Items from an interface collection:
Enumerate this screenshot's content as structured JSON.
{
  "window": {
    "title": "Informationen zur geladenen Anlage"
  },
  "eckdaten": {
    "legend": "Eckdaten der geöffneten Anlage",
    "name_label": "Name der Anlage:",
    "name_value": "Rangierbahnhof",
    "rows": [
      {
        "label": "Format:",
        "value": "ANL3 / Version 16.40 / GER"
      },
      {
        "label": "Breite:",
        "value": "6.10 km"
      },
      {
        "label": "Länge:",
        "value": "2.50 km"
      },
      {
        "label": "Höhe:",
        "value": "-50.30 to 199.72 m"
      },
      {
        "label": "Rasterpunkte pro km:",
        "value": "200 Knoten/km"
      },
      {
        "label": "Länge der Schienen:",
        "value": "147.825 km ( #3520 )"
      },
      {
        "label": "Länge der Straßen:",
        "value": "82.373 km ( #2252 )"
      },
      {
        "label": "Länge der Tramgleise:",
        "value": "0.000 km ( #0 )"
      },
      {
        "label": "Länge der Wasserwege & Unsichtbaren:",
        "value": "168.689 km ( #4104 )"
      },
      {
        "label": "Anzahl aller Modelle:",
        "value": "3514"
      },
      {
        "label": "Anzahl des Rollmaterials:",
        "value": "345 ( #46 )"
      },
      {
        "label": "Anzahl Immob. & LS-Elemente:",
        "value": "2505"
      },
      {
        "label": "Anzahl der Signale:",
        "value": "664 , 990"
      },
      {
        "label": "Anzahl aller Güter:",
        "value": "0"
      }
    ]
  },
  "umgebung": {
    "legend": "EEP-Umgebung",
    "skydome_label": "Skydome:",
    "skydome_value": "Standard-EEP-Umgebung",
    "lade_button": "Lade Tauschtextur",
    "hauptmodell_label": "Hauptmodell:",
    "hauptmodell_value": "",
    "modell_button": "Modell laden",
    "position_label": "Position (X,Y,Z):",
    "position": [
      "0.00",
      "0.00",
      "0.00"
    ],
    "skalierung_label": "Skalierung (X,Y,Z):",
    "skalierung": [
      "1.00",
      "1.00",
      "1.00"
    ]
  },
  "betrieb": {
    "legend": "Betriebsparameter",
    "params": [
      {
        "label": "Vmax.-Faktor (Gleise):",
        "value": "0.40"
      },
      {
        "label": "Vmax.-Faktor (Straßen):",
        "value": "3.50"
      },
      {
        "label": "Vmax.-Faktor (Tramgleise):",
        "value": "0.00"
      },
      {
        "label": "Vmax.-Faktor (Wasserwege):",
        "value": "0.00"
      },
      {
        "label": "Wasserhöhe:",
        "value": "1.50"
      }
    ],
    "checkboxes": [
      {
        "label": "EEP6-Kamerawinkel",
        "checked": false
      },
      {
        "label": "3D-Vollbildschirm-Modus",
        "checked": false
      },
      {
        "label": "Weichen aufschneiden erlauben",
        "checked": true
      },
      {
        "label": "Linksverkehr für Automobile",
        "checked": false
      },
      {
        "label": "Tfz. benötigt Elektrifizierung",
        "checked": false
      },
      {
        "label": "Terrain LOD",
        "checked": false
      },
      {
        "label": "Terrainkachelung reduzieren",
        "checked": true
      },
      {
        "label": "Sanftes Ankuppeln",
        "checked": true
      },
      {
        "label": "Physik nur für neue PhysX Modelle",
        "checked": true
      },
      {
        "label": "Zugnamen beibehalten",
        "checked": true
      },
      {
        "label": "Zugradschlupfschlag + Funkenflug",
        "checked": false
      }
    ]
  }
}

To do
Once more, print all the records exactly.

Response area
Enumerate this screenshot's content as structured JSON.
{
  "window": {
    "title": "Informationen zur geladenen Anlage"
  },
  "eckdaten": {
    "legend": "Eckdaten der geöffneten Anlage",
    "name_label": "Name der Anlage:",
    "name_value": "Rangierbahnhof",
    "rows": [
      {
        "label": "Format:",
        "value": "ANL3 / Version 16.40 / GER"
      },
      {
        "label": "Breite:",
        "value": "6.10 km"
      },
      {
        "label": "Länge:",
        "value": "2.50 km"
      },
      {
        "label": "Höhe:",
        "value": "-50.30 to 199.72 m"
      },
      {
        "label": "Rasterpunkte pro km:",
        "value": "200 Knoten/km"
      },
      {
        "label": "Länge der Schienen:",
        "value": "147.825 km ( #3520 )"
      },
      {
        "label": "Länge der Straßen:",
        "value": "82.373 km ( #2252 )"
      },
      {
        "label": "Länge der Tramgleise:",
        "value": "0.000 km ( #0 )"
      },
      {
        "label": "Länge der Wasserwege & Unsichtbaren:",
        "value": "168.689 km ( #4104 )"
      },
      {
        "label": "Anzahl aller Modelle:",
        "value": "3514"
      },
      {
        "label": "Anzahl des Rollmaterials:",
        "value": "345 ( #46 )"
      },
      {
        "label": "Anzahl Immob. & LS-Elemente:",
        "value": "2505"
      },
      {
        "label": "Anzahl der Signale:",
        "value": "664 , 990"
      },
      {
        "label": "Anzahl aller Güter:",
        "value": "0"
      }
    ]
  },
  "umgebung": {
    "legend": "EEP-Umgebung",
    "skydome_label": "Skydome:",
    "skydome_value": "Standard-EEP-Umgebung",
    "lade_button": "Lade Tauschtextur",
    "hauptmodell_label": "Hauptmodell:",
    "hauptmodell_value": "",
    "modell_button": "Modell laden",
    "position_label": "Position (X,Y,Z):",
    "position": [
      "0.00",
      "0.00",
      "0.00"
    ],
    "skalierung_label": "Skalierung (X,Y,Z):",
    "skalierung": [
      "1.00",
      "1.00",
      "1.00"
    ]
  },
  "betrieb": {
    "legend": "Betriebsparameter",
    "params": [
      {
        "label": "Vmax.-Faktor (Gleise):",
        "value": "0.40"
      },
      {
        "label": "Vmax.-Faktor (Straßen):",
        "value": "3.50"
      },
      {
        "label": "Vmax.-Faktor (Tramgleise):",
        "value": "0.00"
      },
      {
        "label": "Vmax.-Faktor (Wasserwege):",
        "value": "0.00"
      },
      {
        "label": "Wasserhöhe:",
        "value": "1.50"
      }
    ],
    "checkboxes": [
      {
        "label": "EEP6-Kamerawinkel",
        "checked": false
      },
      {
        "label": "3D-Vollbildschirm-Modus",
        "checked": false
      },
      {
        "label": "Weichen aufschneiden erlauben",
        "checked": true
      },
      {
        "label": "Linksverkehr für Automobile",
        "checked": false
      },
      {
        "label": "Tfz. benötigt Elektrifizierung",
        "checked": false
      },
      {
        "label": "Terrain LOD",
        "checked": false
      },
      {
        "label": "Terrainkachelung reduzieren",
        "checked": true
      },
      {
        "label": "Sanftes Ankuppeln",
        "checked": true
      },
      {
        "label": "Physik nur für neue PhysX Modelle",
        "checked": true
      },
      {
        "label": "Zugnamen beibehalten",
        "checked": true
      },
      {
        "label": "Zugradschlupfschlag + Funkenflug",
        "checked": false
      }
    ]
  }
}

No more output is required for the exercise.